UPDATE - Coquitlam segment of Central Valley Greenway

Since 2006, the Tri-Cities VACC has advocated to extend the Central Valley Greenway through Coquitlam and connecting to the Port Mann Bridge.

As part of Gateway, numerous construction roads have been built to facilitate construction in this area.  This presents a rare opportunity to transition construction roads into a bike route(s).  The City of Coquitlam have not responded positively to this option, citing many potential obstacles.  

In a recent meeting with City staff, the VACC rejected the City's position that the development of an off-road cycling route that would connect the Port Mann Bridge with the Central Valley Greenway is not possible because the City has not conducted a process to assess feasibility.  The City has since agreed to proceed with a process to assess feasibility.  

This initiative is a regional priority for the VACC.  As this process gains momentum, the Tri-Cities VACC will likely require assistance in conducting site visits and route planning - let me know if you can contribute, particularly those who have experience with the Central Valley Greenway process.

Best Regards,

Alexi Zawadzki - Chair, Tri-Cities Committee of the VACC

Monday, November 8, 2010

The World's 10 Greenest Cities

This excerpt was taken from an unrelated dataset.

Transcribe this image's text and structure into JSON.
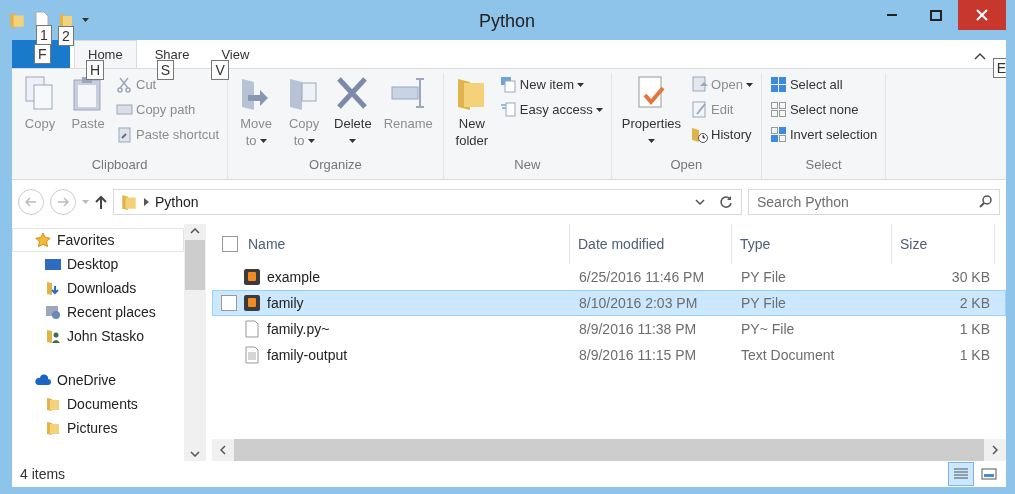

Cities are becoming increasingly important fronts in the fight against climate change. Drawing on renewable energy sources, creative forms of public transport, and futuristic eco-friendly gizmos like solar-powered trash compactors, these 10 towns are leading the way.

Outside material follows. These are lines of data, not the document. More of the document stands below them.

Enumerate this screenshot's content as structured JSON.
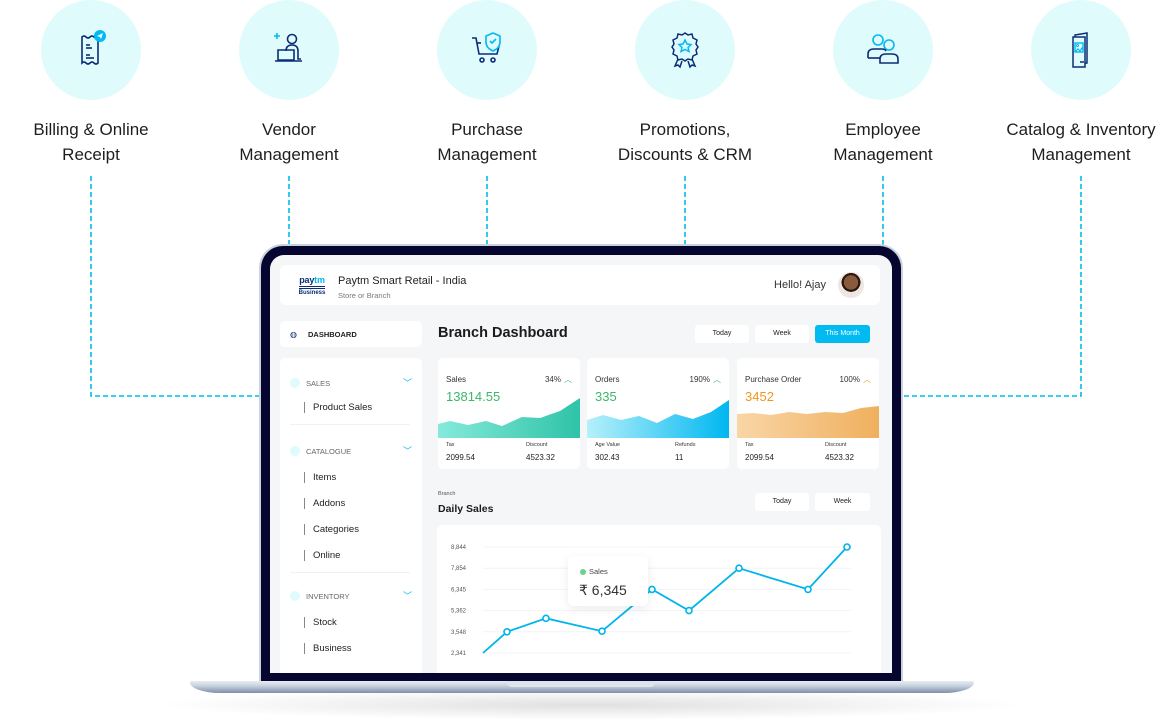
{
  "features": [
    {
      "label_line1": "Billing & Online",
      "label_line2": "Receipt",
      "icon": "receipt-send-icon"
    },
    {
      "label_line1": "Vendor",
      "label_line2": "Management",
      "icon": "person-laptop-icon"
    },
    {
      "label_line1": "Purchase",
      "label_line2": "Management",
      "icon": "cart-shield-icon"
    },
    {
      "label_line1": "Promotions,",
      "label_line2": "Discounts & CRM",
      "icon": "award-badge-icon"
    },
    {
      "label_line1": "Employee",
      "label_line2": "Management",
      "icon": "users-icon"
    },
    {
      "label_line1": "Catalog & Inventory",
      "label_line2": "Management",
      "icon": "brochure-icon"
    }
  ],
  "colors": {
    "accent": "#00baf2",
    "icon_bg": "#e0fbfc",
    "navy": "#0b2d77",
    "green": "#3bb86a",
    "orange": "#f0961e",
    "laptop_frame": "#050530"
  },
  "app": {
    "logo_line1a": "pay",
    "logo_line1b": "tm",
    "logo_line2": "for",
    "logo_line3": "Business",
    "title": "Paytm Smart Retail - India",
    "subtitle": "Store  or Branch",
    "greeting": "Hello! Ajay"
  },
  "sidebar": {
    "dashboard_label": "DASHBOARD",
    "sections": [
      {
        "title": "SALES",
        "items": [
          "Product Sales"
        ]
      },
      {
        "title": "CATALOGUE",
        "items": [
          "Items",
          "Addons",
          "Categories",
          "Online"
        ]
      },
      {
        "title": "INVENTORY",
        "items": [
          "Stock",
          "Business"
        ]
      }
    ]
  },
  "main": {
    "title": "Branch Dashboard",
    "range_buttons": [
      "Today",
      "Week",
      "This Month"
    ],
    "active_range": "This Month",
    "stats": [
      {
        "name": "Sales",
        "percent": "34%",
        "trend": "up",
        "value": "13814.55",
        "k1": "Tax",
        "v1": "2099.54",
        "k2": "Discount",
        "v2": "4523.32"
      },
      {
        "name": "Orders",
        "percent": "190%",
        "trend": "up",
        "value": "335",
        "k1": "Age Value",
        "v1": "302.43",
        "k2": "Refunds",
        "v2": "11"
      },
      {
        "name": "Purchase Order",
        "percent": "100%",
        "trend": "up",
        "value": "3452",
        "k1": "Tax",
        "v1": "2099.54",
        "k2": "Discount",
        "v2": "4523.32"
      }
    ],
    "daily": {
      "caption": "Branch",
      "title": "Daily Sales",
      "buttons": [
        "Today",
        "Week"
      ],
      "tooltip_label": "Sales",
      "tooltip_value": "₹ 6,345"
    }
  },
  "chart_data": {
    "type": "line",
    "title": "Daily Sales",
    "series": [
      {
        "name": "Sales",
        "values": [
          2341,
          3548,
          4700,
          3600,
          6345,
          5362,
          7854,
          6345,
          8844
        ]
      }
    ],
    "y_ticks": [
      "2,341",
      "3,548",
      "5,362",
      "6,345",
      "7,854",
      "8,844"
    ],
    "ylim": [
      2341,
      8844
    ],
    "grid": true,
    "tooltip": {
      "series": "Sales",
      "value": "₹ 6,345"
    }
  }
}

Saturday, November 6, 2010

Maple Ridge Town Centre Investment Incentives

Laura Benson, Manager of Sustainability and Corporate Planning, spoke to her report [PDF, 2.47MB] that asked Council to endorse the recommended program of incentives designed to accelerate private sector investment in the downtown. The program, as recommended, comprises 10 different incentives including priority processing of applications, tax exemptions, fee reductions, and reduced parking standards. New residential construction, new commercial construction, certain commercial renovations, site preparation, and facade improvements are the targets of these incentives.  Staff will present an implementation schedule for each of the incentives at the November 15 Council Workshop meeting.

Friday, November 5, 2010

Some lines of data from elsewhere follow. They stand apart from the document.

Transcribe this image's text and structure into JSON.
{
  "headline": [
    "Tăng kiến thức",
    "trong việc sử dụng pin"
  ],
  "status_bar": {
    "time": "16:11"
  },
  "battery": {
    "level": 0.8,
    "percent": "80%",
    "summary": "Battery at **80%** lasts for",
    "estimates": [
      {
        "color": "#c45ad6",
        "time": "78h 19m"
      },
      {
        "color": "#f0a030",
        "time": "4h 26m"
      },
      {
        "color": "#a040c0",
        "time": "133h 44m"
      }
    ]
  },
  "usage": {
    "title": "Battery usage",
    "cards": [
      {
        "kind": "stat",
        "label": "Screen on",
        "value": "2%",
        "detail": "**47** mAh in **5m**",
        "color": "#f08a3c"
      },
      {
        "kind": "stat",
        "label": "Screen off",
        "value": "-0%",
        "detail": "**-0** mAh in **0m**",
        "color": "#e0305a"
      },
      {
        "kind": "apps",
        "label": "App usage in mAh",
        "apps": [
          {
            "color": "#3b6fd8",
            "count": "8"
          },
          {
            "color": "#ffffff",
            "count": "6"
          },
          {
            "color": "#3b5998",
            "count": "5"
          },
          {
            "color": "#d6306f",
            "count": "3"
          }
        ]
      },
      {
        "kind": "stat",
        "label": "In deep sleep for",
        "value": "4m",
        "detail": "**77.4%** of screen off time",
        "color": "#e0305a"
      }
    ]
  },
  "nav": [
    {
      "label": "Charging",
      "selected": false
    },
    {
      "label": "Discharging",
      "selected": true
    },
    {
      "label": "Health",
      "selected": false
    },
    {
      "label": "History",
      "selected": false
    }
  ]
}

Richmond bike route connects bridge and trail

Richmond will unveil a new cycling route today that makes it easier for cyclists and pedestrians to connect with the new Canada Line bridge.
The $265,000 route stretches from the bridge along Van Horne Way to the Bridgeport Trail. About $135,000 of the money came from the provincial government with the rest from Richmond and TransLink.
Terry Lake, the parliamentary secretary for health promotion, Richmond Centre MLA Rob Howard, acting Richmond mayor Derek Dang and TransLink board member Cindy Chan-Piper will test out the route today. Richmond spokeswoman Cynthia Lockrey said the connection is aimed at making it easier for cyclists coming off the new bike/pedestrian bridge. Between January and Aug. 12, 73,000 bike trips were recorded.

Maple Ridge to update transportation plan

Andrew Wood, Municipal Engineer, spoke briefly to his report [PDF, 226KB] advising Council that the update of the transportation plan had commenced. The current plan was developed in advance of the Golden Ears and Pitt River bridges opening and it is now appropriate to review the plan to see if the assumptions made about the transportation impacts of the bridges have materialized.  In addition to vehicular routes, pedestrian and bicycle transportation routes will be a focus of the updated plan. Mr. Wood advised Council he would provide regular updates to Council as the project progresses.